    “Until the '80s or so, it was easy to explain fires as consequence of fuel accumulation,” says Wally Covington, director of the Ecological Restoration Institute at Northern Arizona University. “Now, piled on that are the effects of climate change. We are seeing larger fires and more of them.”

    Scientists like Covington are increasingly confident about the link between global warming and wildfires. In March, the United Nations' Intergovernmental Panel on Climate Change reported that more and bigger wildfires are expected to be among the most severe consequences of climate change in North America. And a report prepared by the Forest Service for last month's National Climate Assessment predicts a doubling of burned area across the US by mid-century. [Mother Jones, 6/17/14]

    Wildfires Have Grown By Millions Of Acres On Average Since 1980s. Climate Desk also created this chart based on data from the National Interagency Fire Center showing that fires on federal lands have about quadrupled on average, and are continuing to get larger:

    Climate Change Increasing Wildfire Risk.
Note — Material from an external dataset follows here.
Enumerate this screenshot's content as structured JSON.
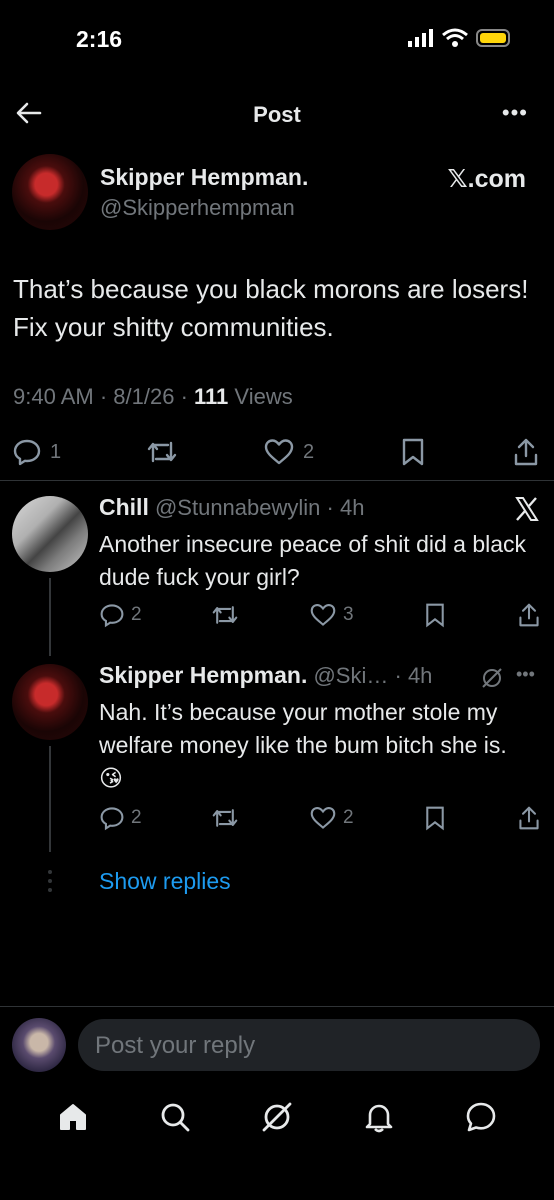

When the U.S. Global Change Research Program issued its third National Climate Assessment (NCA) report on May 6, it warned that: "[p]rolonged periods of high temperatures associated with droughts contribute to conditions that lead to larger wildfires and longer fire seasons." Multiple models forecast “more wildfires as climate change continues.”

    Fire naturally shapes southwestern landscapes. Indeed, many Southwest ecosystems depend on periodic wildfire to maintain healthy tree densities, enable seeds to germinate, and reduce pests. Excessive wildfire destroys homes, exposes slopes to erosion and landslides, threatens public health, and causes economic damage. The $1.2 billion in damages from the 2003 Grand Prix fire in southern California illustrates the high cost of wildfires.


    Numerous fire models project more wildfire as climate change continues. Models project a doubling of burned area in the southern Rockies, and up to a 74% increase in burned area in California, with northern California potentially experiencing a doubling under a high emissions scenario toward the end of the century. Fire contributes to upslope shifting of vegetation, spread of invasive plants after extensive and intense fire, and conversion of forests to woodland or grassland. [U.S. Global Change Research Program, 5/6/14]

    Source: U.S. Global Change Research Program


    This report analyzes coverage from the Los Angeles Times, San Francisco Chronicle, San Jose Mercury News, Sacramento Bee, U-T San Diego and the Orange County Register found within Nexis under the search terms “wildfire,” “wild fire” or “forest fire” between March 15, 2014 and June 15, 2014.

    Denise Robbins contributed to this report.